A burglar alarm went off at defendant’s house and the police arrived, finding a broken window. The first officer didn’t enter, and he called for a dog and handler and backup. The defendant’s mother arrived, and she let the police in to search for intruders. The dog was sent in to search, which he did alone from room to room. The dog stopped in the bedroom and sat down by the dresser, indicating drugs. Because this was an instinctive reaction of a “dog just being a dog” [completely ignoring that this dog was also a narcotics detection dog, and so that’s just wrong; untrained dogs don’t stop for drug smells]. State v. Miller, 2014 N.C. LEXIS 952 (December 19, 2014):
Jack’s [the dog’s] actions are analytically different under the Fourth Amendment or Article I, Section 20 from similar actions performed by the police. Stated precisely, we must decide whether a police dog’s instinctive action, unguided and undirected by the police, that brings evidence not otherwise in plain view into plain view is a search within the meaning of the Fourth Amendment or Article I, Section 20 of the North Carolina Constitution.
. . .

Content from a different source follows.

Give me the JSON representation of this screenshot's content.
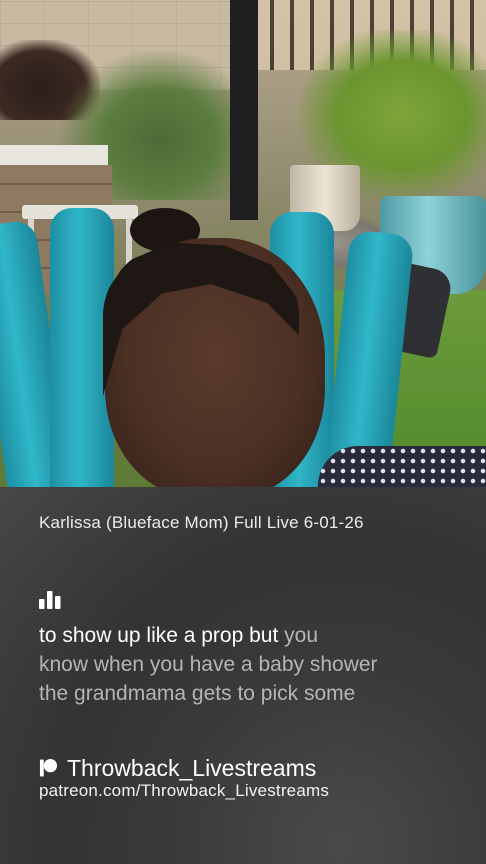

If a police dog is acting without assistance, facilitation, or other intentional action by its handler (in the words of Sharp, acting “instinctively”), it cannot be said that a State or governmental actor intends to do anything. In such a case, the dog is simply being a dog. If, however, police misconduct is present, or if the dog is acting at the direction or guidance of its handler, then it can be readily inferred from the dog’s action that there is an intent to find something or to obtain information.